When you give a gift to a family member or other loved one, there are certain tax rules that will determine whether to report that gift to the IRS (or state taxing authority).
Federal gift tax basics
Annual exclusion. Under the tax laws, you can provide cash gifts up to a certain amount to as many people as you choose without having to report those gifts to the IRS. The limit for each gift usually changes each year, but in 2019 it is $15,000. (Spouses can elect to give up to $30,000 to one person.) Any amount given in excess of the $15,000 will be considered a taxable gift to the donor and will need to be reported on an annual gift tax return. The amount is not considered to be taxable income to the recipient.
Qualified transfers exclusion. In addition to the gifts you can make as noted above, you can also provide an unlimited amount for qualified tuition or medical expenses to an individual. You must pay the amount directly to the educational or medical care provider.
Applicable exclusion amount. The amount that you can give during your lifetime and at your death (over and above the annual exclusion amount) is $11.4 million per person for 2019. This amount will be increased for inflation each year but is scheduled to revert back to 2017 levels (approx. $5 million) in 2026. The donor will be subject to estate tax on the amount of total taxable gifts less the lifetime exclusion given during their lifetime and at their death.
In your gift planning, give priority to annual exclusion and qualified transfer gifts, which can be made to anyone for any purpose. Remember, too, that if you don’t use the annual exclusion in a given year, you can’t make up for it later.
As part of your planning, remember that you and your spouse can split gifts that either of you makes to get the best use of each of your annual exclusions and applicable exclusion amounts. For example, if you have 2 children, you and your spouse could make annual exclusion gifts totaling $60,000 to your children (2 spouses x 2 children x $15,000). If you make gifts of $60,000 for 10 years, you will have transferred $600,000 to your children gift/estate tax free.
Next, consider gifts that are sheltered by the applicable exclusion amount. But remember that use of the applicable exclusion amount during life reduces the amount available for estate tax purposes at your death.
If you have property with a value that has dropped, in most circumstances, you should avoid giving property that would produce an income tax loss if sold (basis in excess of sales price). The recipient would have a carryover basis, which means they would not be able to claim the loss. Consider instead selling the property, claiming the loss and then making a gift of the sales proceeds.

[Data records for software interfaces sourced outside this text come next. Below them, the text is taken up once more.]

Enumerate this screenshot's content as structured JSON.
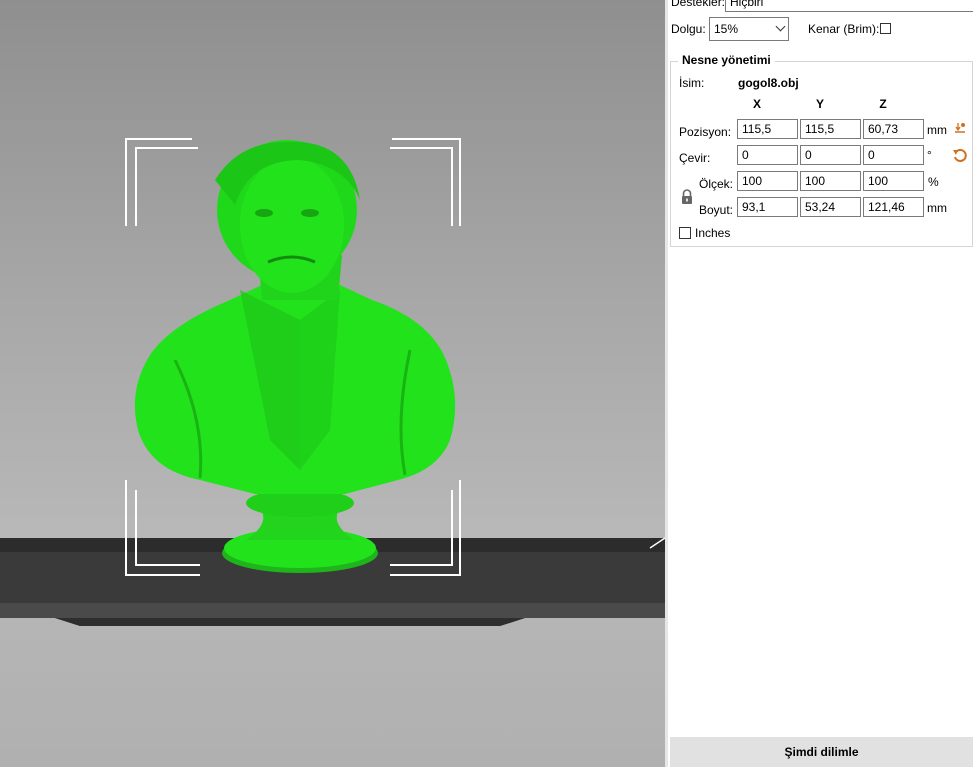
{
  "panel": {
    "supports_label": "Destekler:",
    "supports_value": "Hiçbiri",
    "infill_label": "Dolgu:",
    "infill_value": "15%",
    "brim_label": "Kenar (Brim):",
    "brim_checked": false,
    "object_group_title": "Nesne yönetimi",
    "name_label": "İsim:",
    "name_value": "gogol8.obj",
    "axes": [
      "X",
      "Y",
      "Z"
    ],
    "position_label": "Pozisyon:",
    "position": [
      "115,5",
      "115,5",
      "60,73"
    ],
    "position_unit": "mm",
    "rotate_label": "Çevir:",
    "rotate": [
      "0",
      "0",
      "0"
    ],
    "rotate_unit": "°",
    "scale_label": "Ölçek:",
    "scale": [
      "100",
      "100",
      "100"
    ],
    "scale_unit": "%",
    "size_label": "Boyut:",
    "size": [
      "93,1",
      "53,24",
      "121,46"
    ],
    "size_unit": "mm",
    "inches_label": "Inches",
    "inches_checked": false,
    "slice_button": "Şimdi dilimle"
  },
  "viewport": {
    "model_color": "#22e21c",
    "icons": [
      "drop-to-bed-icon",
      "reset-rotation-icon",
      "lock-icon"
    ]
  }
}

If you give a gift that appreciates in value over time, that amount of appreciation is not included in your gross estate when calculating federal estate taxes. However, while property included in your estate generally receives a step-up in basis (its market value when you die), lifetime gifts do not. As a result, it may be wise to compare the tax advantage of a gift with carryover basis, and income tax on gain if the property is sold, against the income tax advantage of a stepped-up basis and estate tax if you retain the property until your death.
When interest rates are low, one smart choice may be a grantor retained annuity trust (GRAT). In a GRAT, you transfer property to a trust, but you have the right to receive annuity payments from the trust for a certain period. The amount of the annuity payments is set using an IRS interest rate. When that period ends, the remaining trust property passes to your beneficiaries, such as family members. If you survive the trust term, the trust property is not included in your gross estate for estate tax purposes. Any appreciation in the trust property that is greater than the IRS interest rate used to value the gift escapes gift and estate taxation. The lower the IRS interest rate, the more effective this technique generally is.
A low-interest loan to family members is another choice. The interest rate shouldn’t be below rates in the market, however. If it is, the IRS will determine how much interest should have been paid and consider it as a gift. When market rates are generally low, though, a low-interest rate may be valid.
*As of 6/18/2019.